  • The Customer is King.  Forty-five years ago no less a light than economist Milton Friedman was bashing CSR talk as "hogwash," arguing that "a corporation’s responsibility is to make as much money for the stockholders as possible … within the rules of the game."  He won the Nobel Prize in 1976.  Peter Drucker, viewed by some as the founder of modern business management, argued against the maximization of shareholder value as the corporation's raison d'être in Management: Tasks, Responsibilities, Practices (1973), claiming that the only valid purpose of business was "to create a customer."  Given how dramatically the social concept of what it means to be a "good corporate citizen" has changed over the past decade or so, CSR is serious business to customers – who are "the foundation of a business and keep[] it in existence."  Simply put, companies need to care about CSR because their customers do. 
  • Systematize CSR Due Diligence Practices.  To protect against legal claims of fraud, aiding and abetting, complicity, or mismanagement, companies need to have systems or protocols in place to ensure compliance with applicable standards and that public statements about their CSR performance are accurate in all material respects (with procedures for the prompt discovery and full disclosure of potential misrepresentations).  CSR reports, marketing material, and websites should be reviewed to ensure that they reflect what the company knows or has learned from periodic due-diligence exercises.  Another consideration is adopting a code of conduct for factories and others in the supply chain that has teeth, with compliance clauses in manufacturing or production contracts.  
  • Align CSR Reporting with Emergent Best Practices.  In the absence of a single global reporting standard for CSR performance, it’s difficult for companies to reliably mitigate the risk of lawsuits linked to CSR reporting.  A good North Star to follow for compliance purposes, however, is the recently issued draft UN Guiding Principles Reporting Framework, which offers comprehensive guidance on what is meaningful to report, consistent with UN Guiding Principles on Business and Human Rights.  This reporting framework is supposed to be finalized by year end, based on stakeholder feedback and learning from pilot projects being conducted by various companies.      

In short, to protect the core asset of "brand" in both the judicial system and the "court of public opinion," companies (and their lawyers) should approach CSR reporting as a core element of business strategy (i.e. risk management).

Conclusion 

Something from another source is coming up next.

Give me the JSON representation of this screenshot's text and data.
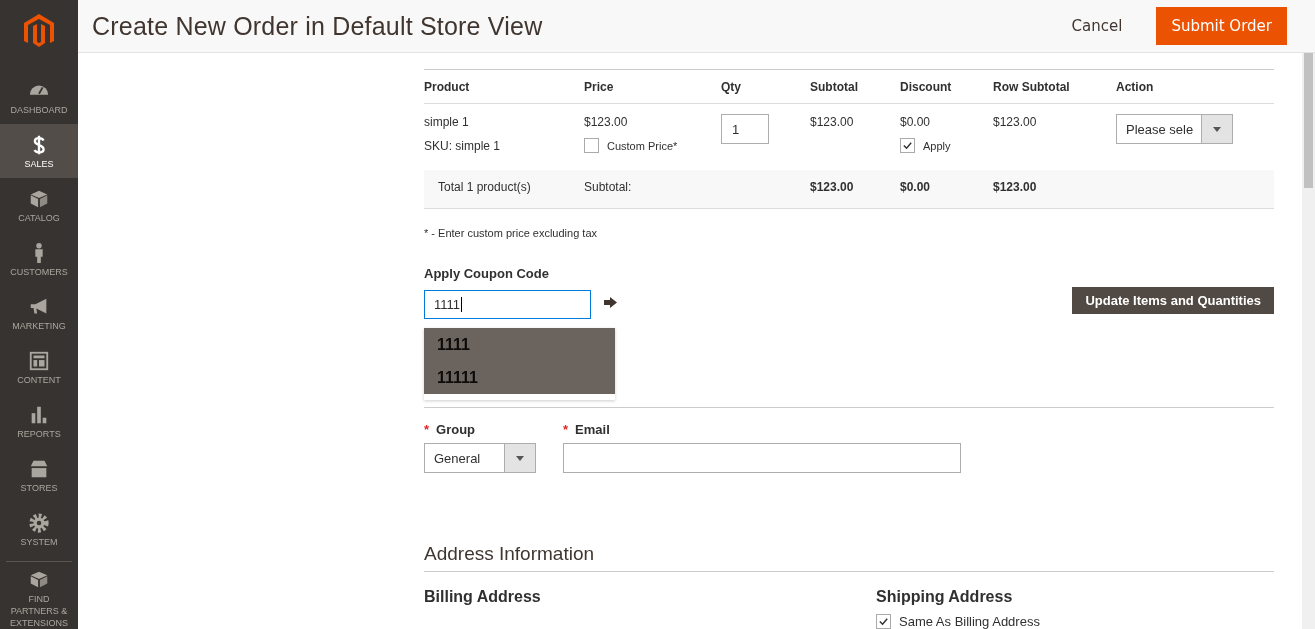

The reality nowadays is that companies are more commonly expected – by investors, customers, employees, business partners, regulators and other stakeholders – to account for the economic, social, and environmental impacts of their operations on a variety of fronts under the CSR banner, giving in-house lawyers yet another thing to worry about, in terms of both reputational and legal risks.  Attorneys advising companies, meanwhile, must add the growing scope of CSR considerations to their client-service offerings to ensure that the social risks of doing business on a global basis are a topmost priority.

In closing, those eying the promise and perils of the emerging field of corporate social responsibility would do well to heed the words of Guy Kawasaki, a former Apple Fellow and venture capitalist:  "Doing things that benefit you and your organization to the detriment of the rest of society doesn't scale."